Researchers at the University of Warwick have found that sexual orientation has a real effect on how we perform mental tasks such as navigating with a map in a car but that old age does not discriminate on grounds of sexual orientation and withers all men’s minds alike.
The University of Warwick researchers worked with the BBC to collect data from over 198,000 people aged 20–65 years (109,612 men and 88,509 women). As expected they found men outperformed women on tests such as mentally rotating objects (NB the researchers’ tests used abstract objects but the skills used are also those one would use in real life to navigate with a map).

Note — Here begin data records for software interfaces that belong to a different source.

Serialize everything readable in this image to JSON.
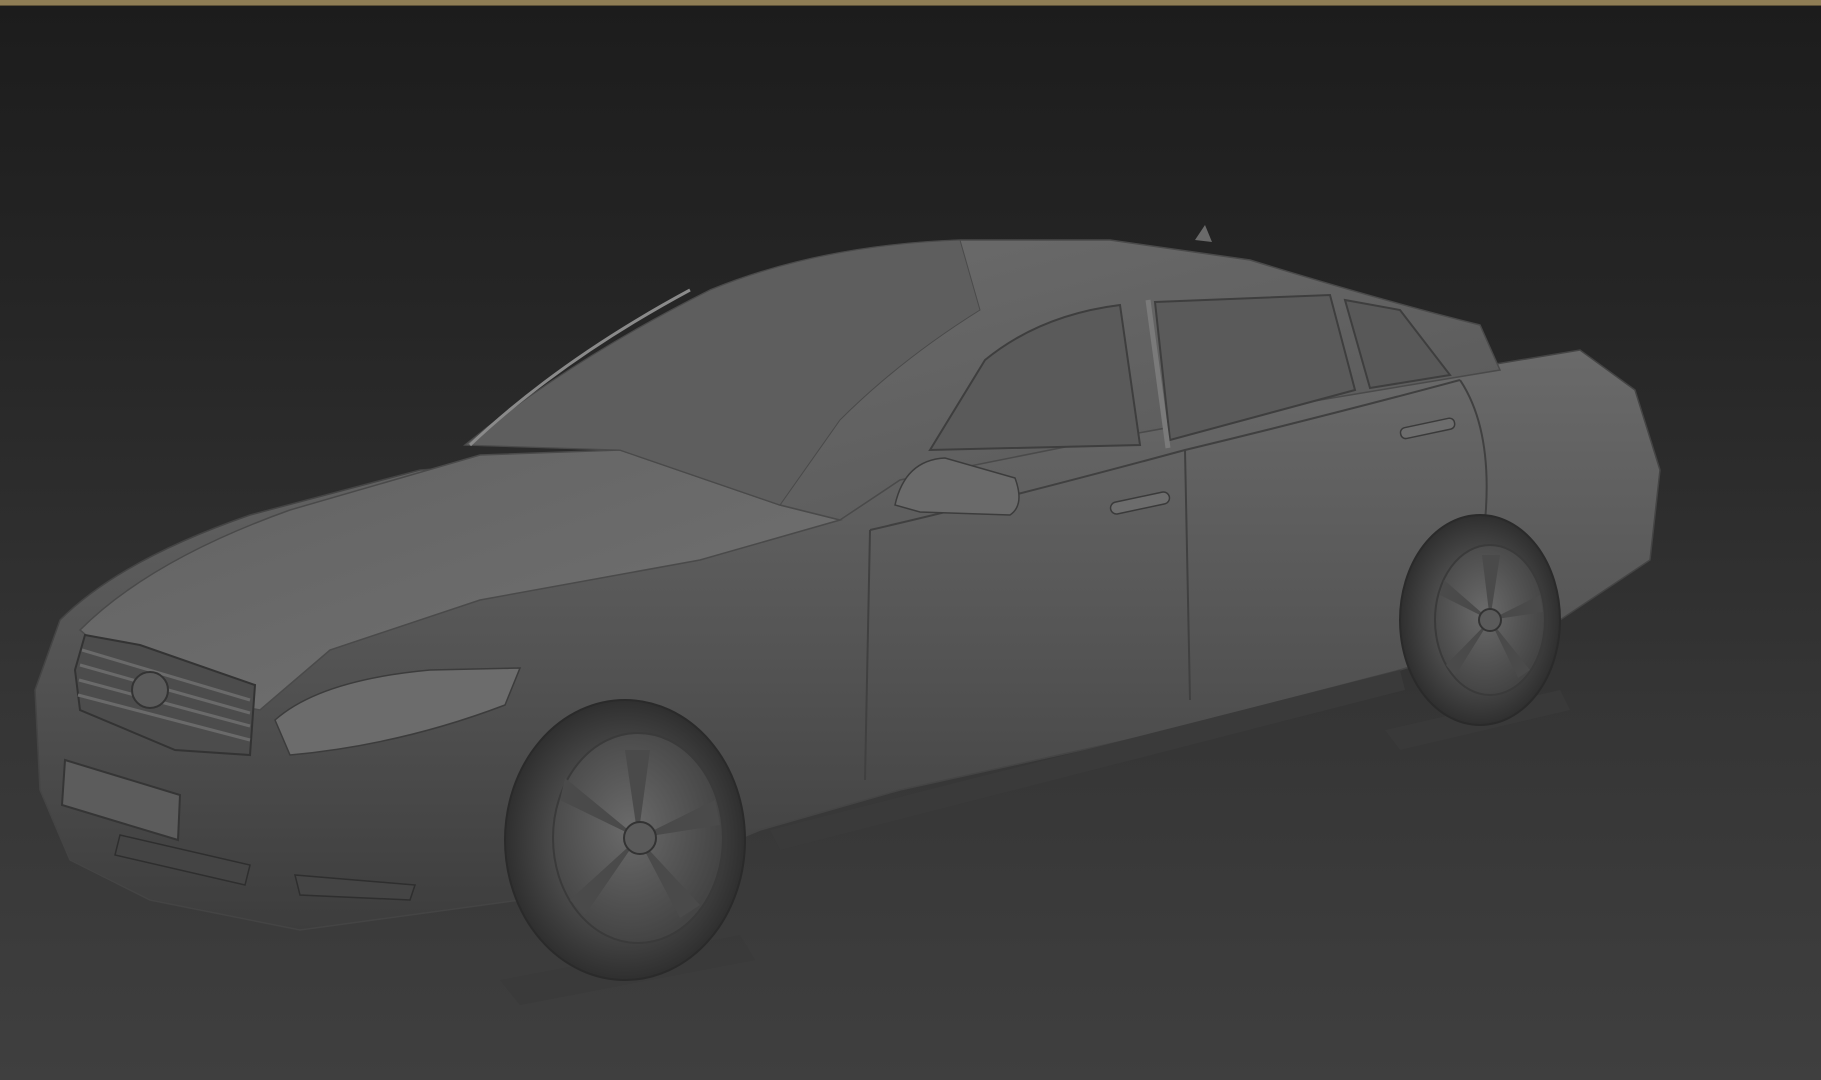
{
  "viewport": {
    "active_border_color": "#8f7d55",
    "background_top": "#1c1c1c",
    "background_bottom": "#3f3f3f",
    "shading_mode": "clay"
  },
  "model": {
    "object": "scanned-sedan-mesh",
    "base_color": "#5a5a5a",
    "highlight_color": "#7a7a7a",
    "shadow_color": "#2e2e2e"
  }
}
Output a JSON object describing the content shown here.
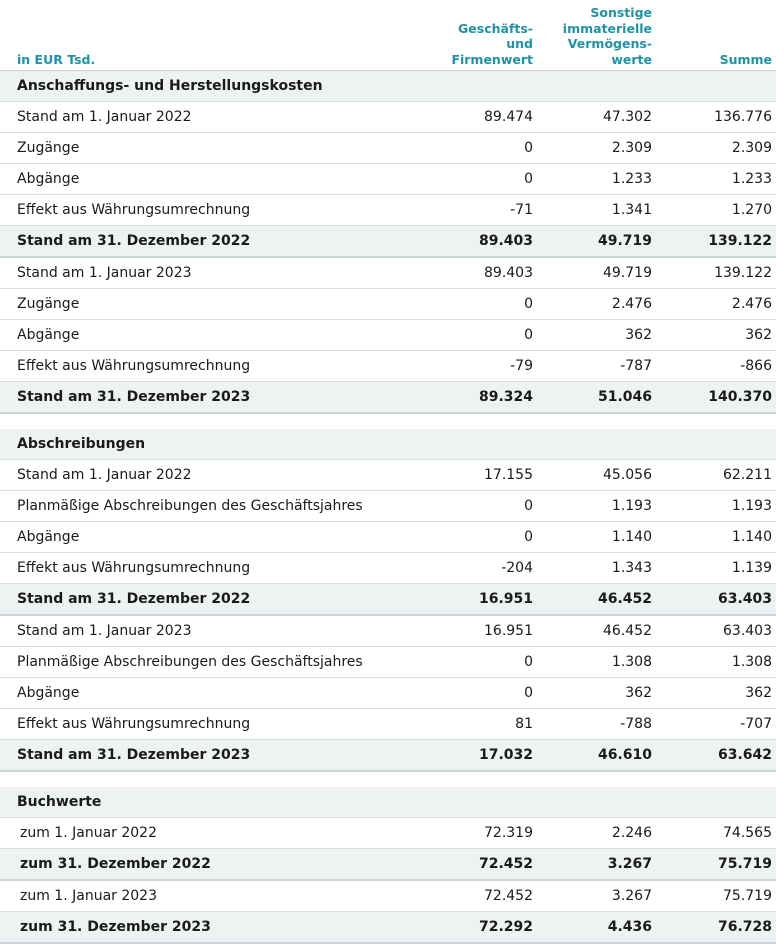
{
  "header": {
    "unit": "in EUR Tsd.",
    "col1": "Geschäfts-\nund\nFirmenwert",
    "col2": "Sonstige\nimmaterielle\nVermögens-\nwerte",
    "col3": "Summe"
  },
  "rows": [
    {
      "kind": "section",
      "label": "Anschaffungs- und Herstellungskosten",
      "v1": "",
      "v2": "",
      "v3": ""
    },
    {
      "kind": "normal",
      "label": "Stand am 1. Januar 2022",
      "v1": "89.474",
      "v2": "47.302",
      "v3": "136.776"
    },
    {
      "kind": "normal",
      "label": "Zugänge",
      "v1": "0",
      "v2": "2.309",
      "v3": "2.309"
    },
    {
      "kind": "normal",
      "label": "Abgänge",
      "v1": "0",
      "v2": "1.233",
      "v3": "1.233"
    },
    {
      "kind": "normal",
      "label": "Effekt aus Währungsumrechnung",
      "v1": "-71",
      "v2": "1.341",
      "v3": "1.270"
    },
    {
      "kind": "total",
      "label": "Stand am 31. Dezember 2022",
      "v1": "89.403",
      "v2": "49.719",
      "v3": "139.122"
    },
    {
      "kind": "normal",
      "label": "Stand am 1. Januar 2023",
      "v1": "89.403",
      "v2": "49.719",
      "v3": "139.122"
    },
    {
      "kind": "normal",
      "label": "Zugänge",
      "v1": "0",
      "v2": "2.476",
      "v3": "2.476"
    },
    {
      "kind": "normal",
      "label": "Abgänge",
      "v1": "0",
      "v2": "362",
      "v3": "362"
    },
    {
      "kind": "normal",
      "label": "Effekt aus Währungsumrechnung",
      "v1": "-79",
      "v2": "-787",
      "v3": "-866"
    },
    {
      "kind": "total",
      "label": "Stand am 31. Dezember 2023",
      "v1": "89.324",
      "v2": "51.046",
      "v3": "140.370"
    },
    {
      "kind": "spacer",
      "label": "",
      "v1": "",
      "v2": "",
      "v3": ""
    },
    {
      "kind": "section",
      "label": "Abschreibungen",
      "v1": "",
      "v2": "",
      "v3": ""
    },
    {
      "kind": "normal",
      "label": "Stand am 1. Januar 2022",
      "v1": "17.155",
      "v2": "45.056",
      "v3": "62.211"
    },
    {
      "kind": "normal",
      "label": "Planmäßige Abschreibungen des Geschäftsjahres",
      "v1": "0",
      "v2": "1.193",
      "v3": "1.193"
    },
    {
      "kind": "normal",
      "label": "Abgänge",
      "v1": "0",
      "v2": "1.140",
      "v3": "1.140"
    },
    {
      "kind": "normal",
      "label": "Effekt aus Währungsumrechnung",
      "v1": "-204",
      "v2": "1.343",
      "v3": "1.139"
    },
    {
      "kind": "total",
      "label": "Stand am 31. Dezember 2022",
      "v1": "16.951",
      "v2": "46.452",
      "v3": "63.403"
    },
    {
      "kind": "normal",
      "label": "Stand am 1. Januar 2023",
      "v1": "16.951",
      "v2": "46.452",
      "v3": "63.403"
    },
    {
      "kind": "normal",
      "label": "Planmäßige Abschreibungen des Geschäftsjahres",
      "v1": "0",
      "v2": "1.308",
      "v3": "1.308"
    },
    {
      "kind": "normal",
      "label": "Abgänge",
      "v1": "0",
      "v2": "362",
      "v3": "362"
    },
    {
      "kind": "normal",
      "label": "Effekt aus Währungsumrechnung",
      "v1": "81",
      "v2": "-788",
      "v3": "-707"
    },
    {
      "kind": "total",
      "label": "Stand am 31. Dezember 2023",
      "v1": "17.032",
      "v2": "46.610",
      "v3": "63.642"
    },
    {
      "kind": "spacer",
      "label": "",
      "v1": "",
      "v2": "",
      "v3": ""
    },
    {
      "kind": "section",
      "label": "Buchwerte",
      "v1": "",
      "v2": "",
      "v3": ""
    },
    {
      "kind": "normal indent",
      "label": "zum 1. Januar 2022",
      "v1": "72.319",
      "v2": "2.246",
      "v3": "74.565"
    },
    {
      "kind": "total indent",
      "label": "zum 31. Dezember 2022",
      "v1": "72.452",
      "v2": "3.267",
      "v3": "75.719"
    },
    {
      "kind": "normal indent",
      "label": "zum 1. Januar 2023",
      "v1": "72.452",
      "v2": "3.267",
      "v3": "75.719"
    },
    {
      "kind": "total indent",
      "label": "zum 31. Dezember 2023",
      "v1": "72.292",
      "v2": "4.436",
      "v3": "76.728"
    }
  ]
}
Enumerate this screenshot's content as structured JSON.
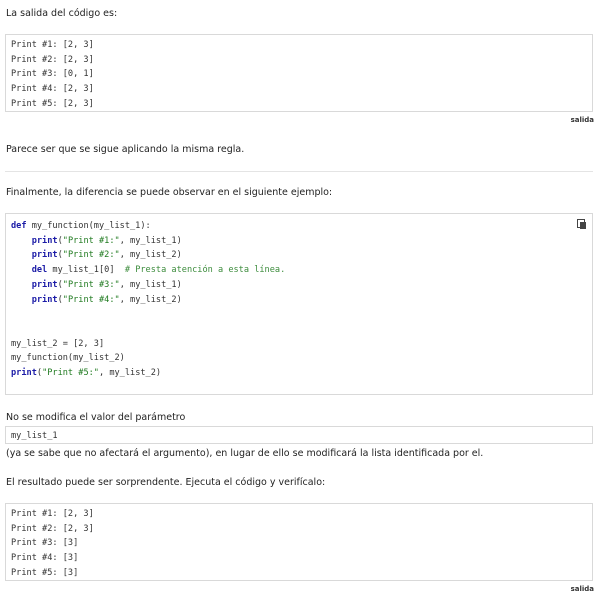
{
  "intro_text": "La salida del código es:",
  "output1": {
    "lines": [
      "Print #1: [2, 3]",
      "Print #2: [2, 3]",
      "Print #3: [0, 1]",
      "Print #4: [2, 3]",
      "Print #5: [2, 3]"
    ],
    "label": "salida"
  },
  "para_same_rule": "Parece ser que se sigue aplicando la misma regla.",
  "para_finally": "Finalmente, la diferencia se puede observar en el siguiente ejemplo:",
  "code": {
    "copy_icon": "copy-icon",
    "l1": {
      "kw": "def",
      "rest": " my_function(my_list_1):"
    },
    "l2": {
      "fn": "print",
      "p1": "(",
      "str": "\"Print #1:\"",
      "rest": ", my_list_1)"
    },
    "l3": {
      "fn": "print",
      "p1": "(",
      "str": "\"Print #2:\"",
      "rest": ", my_list_2)"
    },
    "l4": {
      "kw": "del",
      "rest": " my_list_1[0]",
      "num": "0",
      "comment": "# Presta atención a esta línea."
    },
    "l5": {
      "fn": "print",
      "p1": "(",
      "str": "\"Print #3:\"",
      "rest": ", my_list_1)"
    },
    "l6": {
      "fn": "print",
      "p1": "(",
      "str": "\"Print #4:\"",
      "rest": ", my_list_2)"
    },
    "l9": "my_list_2 = [2, 3]",
    "l10": "my_function(my_list_2)",
    "l11": {
      "fn": "print",
      "p1": "(",
      "str": "\"Print #5:\"",
      "rest": ", my_list_2)"
    }
  },
  "para_param": "No se modifica el valor del parámetro",
  "param_name": "my_list_1",
  "para_argument": "(ya se sabe que no afectará el argumento), en lugar de ello se modificará la lista identificada por el.",
  "para_result": "El resultado puede ser sorprendente. Ejecuta el código y verifícalo:",
  "output2": {
    "lines": [
      "Print #1: [2, 3]",
      "Print #2: [2, 3]",
      "Print #3: [3]",
      "Print #4: [3]",
      "Print #5: [3]"
    ],
    "label": "salida"
  }
}
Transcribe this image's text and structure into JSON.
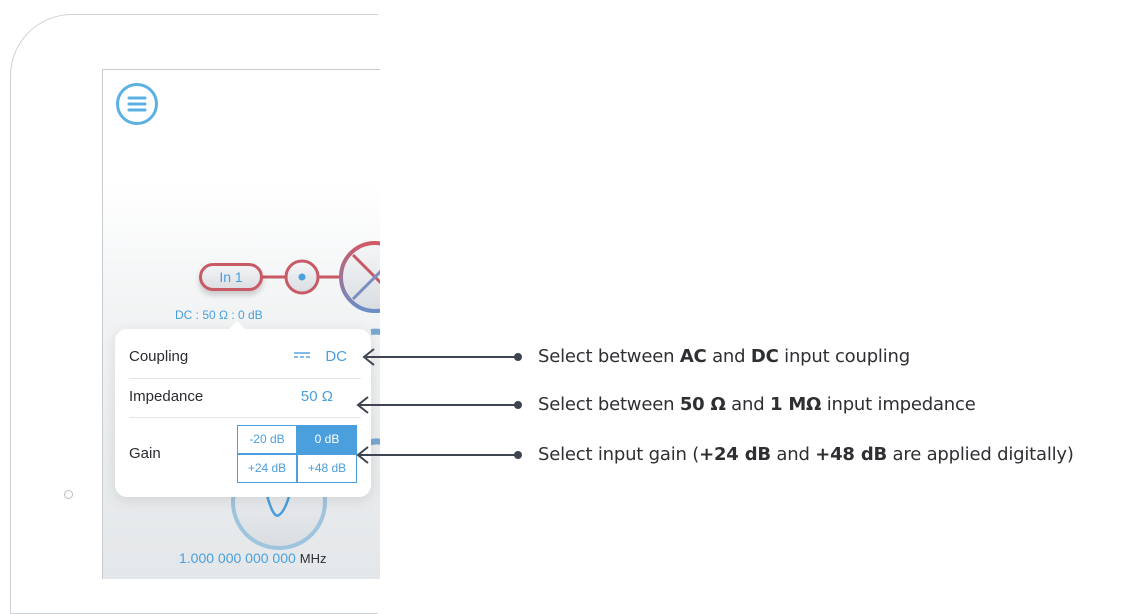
{
  "app": {
    "input_label": "In 1",
    "input_status": "DC : 50 Ω : 0 dB",
    "frequency_value": "1.000 000 000 000",
    "frequency_unit": "MHz"
  },
  "popover": {
    "coupling": {
      "label": "Coupling",
      "value": "DC",
      "icon": "dc-coupling-icon"
    },
    "impedance": {
      "label": "Impedance",
      "value": "50 Ω"
    },
    "gain": {
      "label": "Gain",
      "options": [
        "-20 dB",
        "0 dB",
        "+24 dB",
        "+48 dB"
      ],
      "selected": "0 dB"
    }
  },
  "callouts": [
    {
      "pre": "Select between ",
      "b1": "AC",
      "mid": " and ",
      "b2": "DC",
      "post": " input coupling"
    },
    {
      "pre": "Select between ",
      "b1": "50 Ω",
      "mid": " and ",
      "b2": "1 MΩ",
      "post": " input impedance"
    },
    {
      "pre": "Select input gain (",
      "b1": "+24 dB",
      "mid": " and ",
      "b2": "+48 dB",
      "post": " are applied digitally)"
    }
  ],
  "colors": {
    "accent": "#4a9fdc",
    "menu_ring": "#5cb1e4",
    "input_ring": "#c85a66",
    "callout_line": "#3f4550"
  }
}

They found that women outperformed men in verbal dexterity tests, and remembering the locations of objects. However for a number of tasks the University of Warwick researchers found key differences across the range of sexual orientations studied.
For instance in mental rotation (a task where men usually perform better) they found that the table of best performance to worst was:
- Heterosexual men
- Bisexual men
- Homosexual men
- Homosexual women
- Bisexual women
- Heterosexual women
In general, over the range of tasks measured, where a gender performed better in a task heterosexuals of that gender tended to perform better than non-heterosexuals. When a particular gender was poorer at a task homosexual and bisexual people tended to perform better than heterosexual members of that gender.
However age was found to discriminate on gender grounds but not sexual orientation. The study found that men’s mental abilities declined faster than women’s and that sexual orientation made no difference to the rate of that decline either for men or women.
The paper has just been published in Archives of Sexual Behaviour April 2007 DOI 10.1007/s10508-006-9155-y and is titled "Gender and Sexual Orientation Differences in Cognition Across Adulthood: Age Is Kinder to Women than to Men Regardless of Sexual Orientation".
The work was conducted at the University of Warwick’s Psychology Department by Professor Elizabeth Maylor and Dr Stian Reimers.